If, on this Most Holy Day of cruelty, fear, anguish, and unnerving contemplation - - if, still couched in medieval darkness, the church has reduced you to a groveling sinner, cowering in your unworthy human nature, there is good news, hallelujah, for the gospel of Jesus Christ is that God loves you just as you are, the way you are, notwithstanding this horrific event at human hands.
Yes, we preach Christ Crucified, but “The Gospel” is not the sacrifice of Calvary in which the Church has reimaged and reimagined a standard capital punishment from that era of bestial Roman cruelty, into a unique and unspeakable crime against the Creating God, plunging humanity into darkness, and separating us from the love of God, and raising the specter of Hell to bully frightened faithful into obedience. That’s not it.
That’s not it: the gospel of Jesus Christ is God’s deliberate offering of himself, because you see, our incomprehensible Trinitarian doctrine (BCP 864) is not that God the Father cowardly sends his meek, innocent, and obedient Son - - but that The One God Himself comes Incarnate, comes to teach us to love God and love each other, and God suffers the life and fate of any human (Carl Jung says the crucifixion was God’s penance for the divine atrocity against innocent Job). Regardless, the Good Friday gospel surprises us on Easter morning with the resurrection news that God loves us no matter what. No matter what we do to God, no matter what we do to ourselves and each other, we cannot escape the loving presence of God. God lives, God loves, God comes again, and God finds us wherever we are.

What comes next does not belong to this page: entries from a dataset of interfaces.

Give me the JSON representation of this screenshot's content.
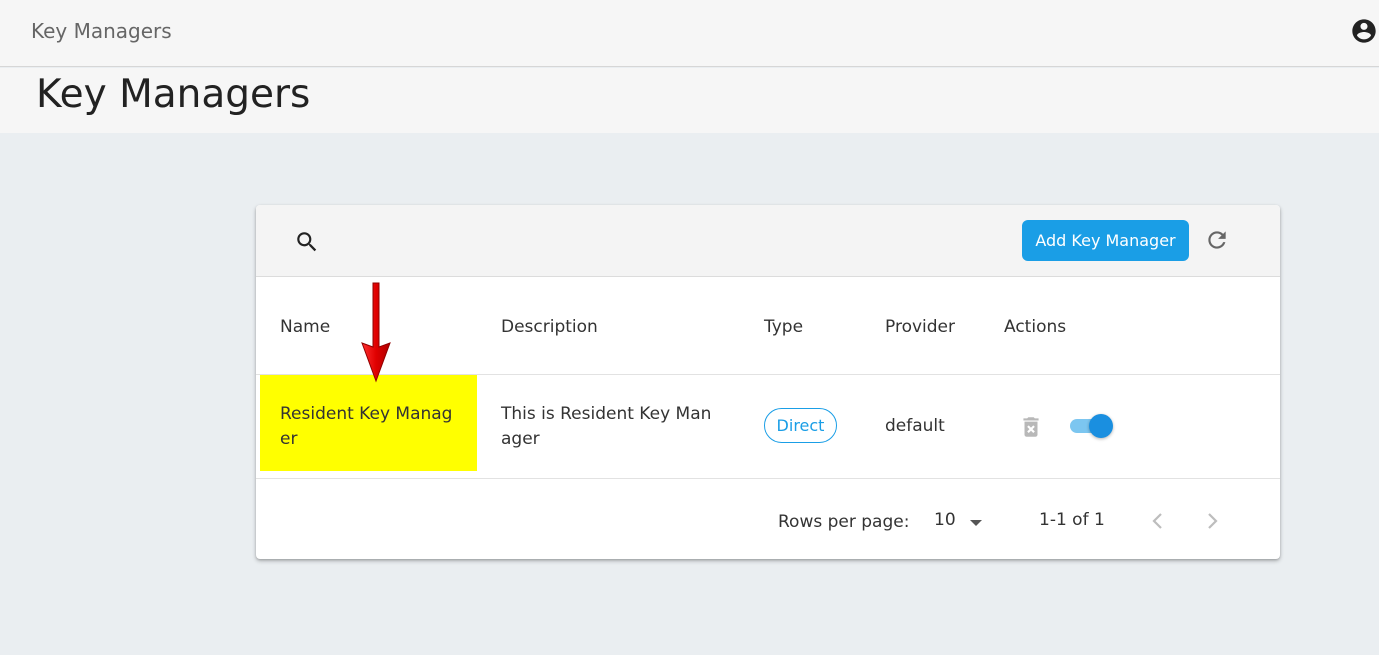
{
  "app": {
    "title": "Key Managers"
  },
  "page": {
    "title": "Key Managers"
  },
  "toolbar": {
    "add_label": "Add Key Manager"
  },
  "table": {
    "headers": [
      "Name",
      "Description",
      "Type",
      "Provider",
      "Actions"
    ],
    "rows": [
      {
        "name": "Resident Key Manag\ner",
        "description": "This is Resident Key Man\nager",
        "type": "Direct",
        "provider": "default",
        "enabled": true
      }
    ]
  },
  "pagination": {
    "rows_per_page_label": "Rows per page:",
    "rows_per_page_value": "10",
    "range": "1-1 of 1"
  },
  "colors": {
    "accent": "#1a9ee6",
    "highlight": "#ffff00",
    "annotation_arrow": "#e60000"
  }
}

This week I preached the funeral of a family friend of seven decades. One of the readings his family selected was Psalm 139. An ancient Jewish hymn of which Easter Day is ultimate proof, Psalm 139 is just as much Gospel truth as our Resurrection story: Psalm 139, listen to a couple verses —
LORD, you have searched me out and known me; you know my sitting down and my rising up; you discern my thoughts from afar.
You trace my journeys and my resting-places
and are acquainted with all my ways.
Indeed, there is not a word on my lips,
but you, LORD, know it altogether.
You press upon me behind and before
and lay your hand upon me. …
Where can I go then from your Spirit?
where can I flee from your presence?
If I climb up to heaven, you are there;
if I make my bed in hell, you are there also.
If I take the wings of the morning
and dwell in the uttermost parts of the sea,
Even there your hand will lead me
and your right hand hold me fast.
The Holy Gospel is that even the agonizing horror of Good Friday did not, can not, does not separate us from the love of God in Jesus Christ. Do not leave this place today feeling heavy, guilty, stomped into the ground: the Church no longer preaches from the Dark Ages, you are not guilty. You did not crucify. You have loved God, you have loved your neighbor, God is not obsessed with your sins, but with agápē, your faithful, gracious lovingkindess.
Although our liturgy for Good Friday requires a Confession of Sin before Communion, the celebrant may withhold an Absolution on this day, leaving you stunned in suspense. But the Love of God transcends Divine Liturgy and the Church, and I declare to you that your sins are forgiven. Forgiven, forgiven, forgiven, and you are right with God, saved by the Blood of Jesus.
Behold the Cross of Christ: come -- touch -- claim your salvation, Hallelujah!